The Rambam famously asks (Mamrin ch 2) how Chazal could enact new laws when the Torah in P' VaEschanan prohibits adding to or detracting from mitzvos. The Rambam answers that so long as Chazal make clear that their laws are only Rabbinic decrees and not mitzvos, i.e. they are no tin fact part of the Torah, there is no violation of bal tosif (see Ra'avad as well).
The Ralbag offers a different answer that takes ta'amei hamitzvos, the philosophical justification for mitzvos, into account. Bal tosif and bal tigra become a danger when they undermine the philosophical intent behind mitzvos. For example, there is a specific significance to taking four species on Sukkos.

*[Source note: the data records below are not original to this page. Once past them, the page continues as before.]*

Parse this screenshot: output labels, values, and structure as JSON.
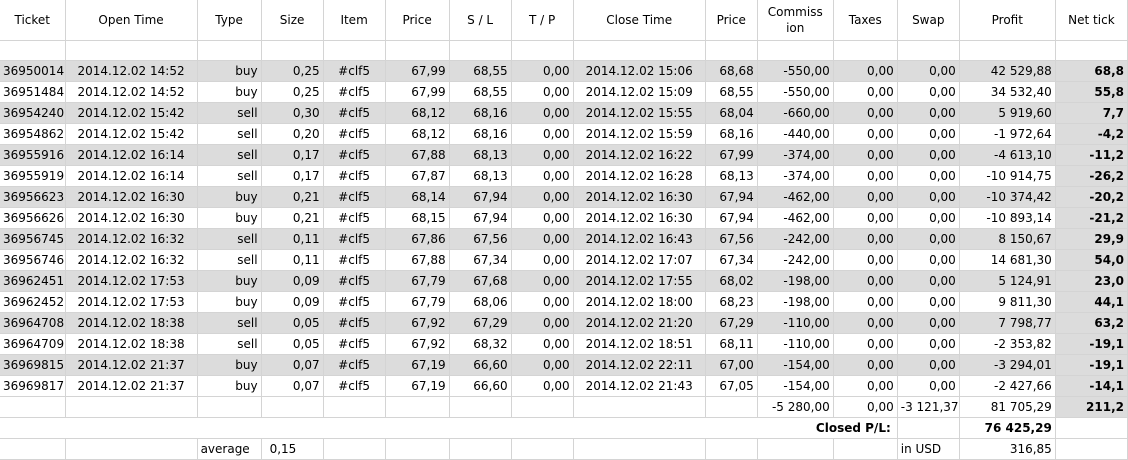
{
  "headers": [
    "Ticket",
    "Open Time",
    "Type",
    "Size",
    "Item",
    "Price",
    "S / L",
    "T / P",
    "Close Time",
    "Price",
    "Commiss\nion",
    "Taxes",
    "Swap",
    "Profit",
    "Net tick"
  ],
  "rows": [
    [
      "36950014",
      "2014.12.02 14:52",
      "buy",
      "0,25",
      "#clf5",
      "67,99",
      "68,55",
      "0,00",
      "2014.12.02 15:06",
      "68,68",
      "-550,00",
      "0,00",
      "0,00",
      "42 529,88",
      "68,8"
    ],
    [
      "36951484",
      "2014.12.02 14:52",
      "buy",
      "0,25",
      "#clf5",
      "67,99",
      "68,55",
      "0,00",
      "2014.12.02 15:09",
      "68,55",
      "-550,00",
      "0,00",
      "0,00",
      "34 532,40",
      "55,8"
    ],
    [
      "36954240",
      "2014.12.02 15:42",
      "sell",
      "0,30",
      "#clf5",
      "68,12",
      "68,16",
      "0,00",
      "2014.12.02 15:55",
      "68,04",
      "-660,00",
      "0,00",
      "0,00",
      "5 919,60",
      "7,7"
    ],
    [
      "36954862",
      "2014.12.02 15:42",
      "sell",
      "0,20",
      "#clf5",
      "68,12",
      "68,16",
      "0,00",
      "2014.12.02 15:59",
      "68,16",
      "-440,00",
      "0,00",
      "0,00",
      "-1 972,64",
      "-4,2"
    ],
    [
      "36955916",
      "2014.12.02 16:14",
      "sell",
      "0,17",
      "#clf5",
      "67,88",
      "68,13",
      "0,00",
      "2014.12.02 16:22",
      "67,99",
      "-374,00",
      "0,00",
      "0,00",
      "-4 613,10",
      "-11,2"
    ],
    [
      "36955919",
      "2014.12.02 16:14",
      "sell",
      "0,17",
      "#clf5",
      "67,87",
      "68,13",
      "0,00",
      "2014.12.02 16:28",
      "68,13",
      "-374,00",
      "0,00",
      "0,00",
      "-10 914,75",
      "-26,2"
    ],
    [
      "36956623",
      "2014.12.02 16:30",
      "buy",
      "0,21",
      "#clf5",
      "68,14",
      "67,94",
      "0,00",
      "2014.12.02 16:30",
      "67,94",
      "-462,00",
      "0,00",
      "0,00",
      "-10 374,42",
      "-20,2"
    ],
    [
      "36956626",
      "2014.12.02 16:30",
      "buy",
      "0,21",
      "#clf5",
      "68,15",
      "67,94",
      "0,00",
      "2014.12.02 16:30",
      "67,94",
      "-462,00",
      "0,00",
      "0,00",
      "-10 893,14",
      "-21,2"
    ],
    [
      "36956745",
      "2014.12.02 16:32",
      "sell",
      "0,11",
      "#clf5",
      "67,86",
      "67,56",
      "0,00",
      "2014.12.02 16:43",
      "67,56",
      "-242,00",
      "0,00",
      "0,00",
      "8 150,67",
      "29,9"
    ],
    [
      "36956746",
      "2014.12.02 16:32",
      "sell",
      "0,11",
      "#clf5",
      "67,88",
      "67,34",
      "0,00",
      "2014.12.02 17:07",
      "67,34",
      "-242,00",
      "0,00",
      "0,00",
      "14 681,30",
      "54,0"
    ],
    [
      "36962451",
      "2014.12.02 17:53",
      "buy",
      "0,09",
      "#clf5",
      "67,79",
      "67,68",
      "0,00",
      "2014.12.02 17:55",
      "68,02",
      "-198,00",
      "0,00",
      "0,00",
      "5 124,91",
      "23,0"
    ],
    [
      "36962452",
      "2014.12.02 17:53",
      "buy",
      "0,09",
      "#clf5",
      "67,79",
      "68,06",
      "0,00",
      "2014.12.02 18:00",
      "68,23",
      "-198,00",
      "0,00",
      "0,00",
      "9 811,30",
      "44,1"
    ],
    [
      "36964708",
      "2014.12.02 18:38",
      "sell",
      "0,05",
      "#clf5",
      "67,92",
      "67,29",
      "0,00",
      "2014.12.02 21:20",
      "67,29",
      "-110,00",
      "0,00",
      "0,00",
      "7 798,77",
      "63,2"
    ],
    [
      "36964709",
      "2014.12.02 18:38",
      "sell",
      "0,05",
      "#clf5",
      "67,92",
      "68,32",
      "0,00",
      "2014.12.02 18:51",
      "68,11",
      "-110,00",
      "0,00",
      "0,00",
      "-2 353,82",
      "-19,1"
    ],
    [
      "36969815",
      "2014.12.02 21:37",
      "buy",
      "0,07",
      "#clf5",
      "67,19",
      "66,60",
      "0,00",
      "2014.12.02 22:11",
      "67,00",
      "-154,00",
      "0,00",
      "0,00",
      "-3 294,01",
      "-19,1"
    ],
    [
      "36969817",
      "2014.12.02 21:37",
      "buy",
      "0,07",
      "#clf5",
      "67,19",
      "66,60",
      "0,00",
      "2014.12.02 21:43",
      "67,05",
      "-154,00",
      "0,00",
      "0,00",
      "-2 427,66",
      "-14,1"
    ]
  ],
  "totals": {
    "commission": "-5 280,00",
    "taxes": "0,00",
    "swap": "-3 121,37",
    "profit": "81 705,29",
    "net_tick": "211,2"
  },
  "closed": {
    "label": "Closed P/L:",
    "value": "76 425,29"
  },
  "footer": {
    "average_label": "average",
    "average_value": "0,15",
    "currency_label": "in USD",
    "currency_value": "316,85"
  }
}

Were one to add or subtract one of the minim, the reason and symbolism of the mitzvah would be lost. However, there are additions that do not take away from the mitzvah's intent and purpose, but rather enhance and safeguard it. For example, the issur of amira l'aku"m on Shabbos. Rather than detract from the idea of not doing melacha, these laws protect and preserve the Torah law. Chazal's legislation is justified because it falls into this latter category.

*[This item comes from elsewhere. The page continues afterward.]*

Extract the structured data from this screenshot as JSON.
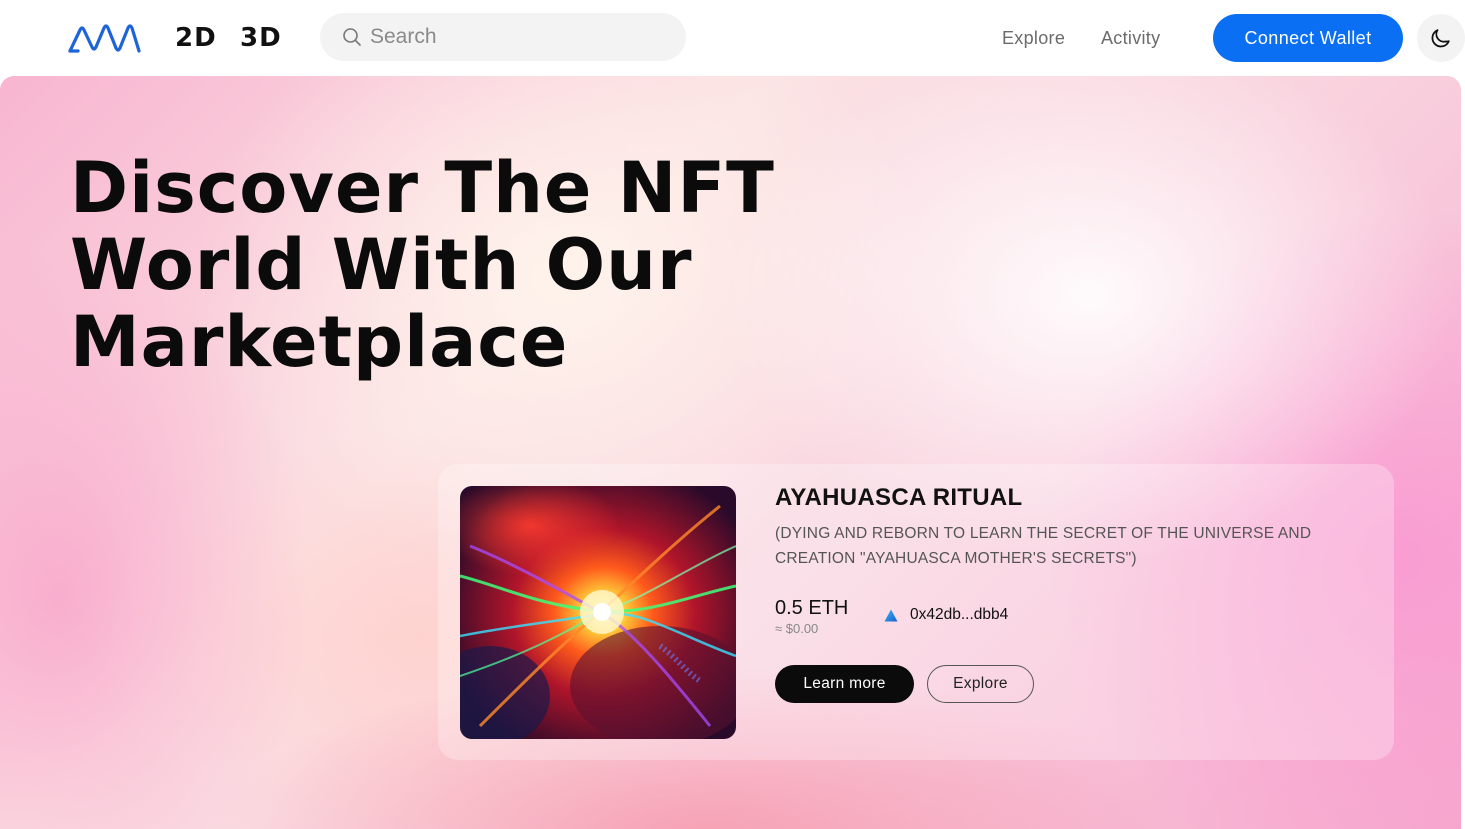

What is especially noteworthy is the second example Ralbag gives of an issur derabbanan that safeguards Torah law: not cooking for a non-Jew on Yom Tov. Of all the derabbanan's the Ralbag could have chosen to offer as an example, he had to choose one that does not seem to be an issur derabbanan at all! Given the derasha of "lachem -- v'lo l'aku"m," at first glance it would seem that cooking for an aku"m would be an issur d'oraysa, not derabbanan. We once discussed this a bit in the comments to an earlier post - take a look.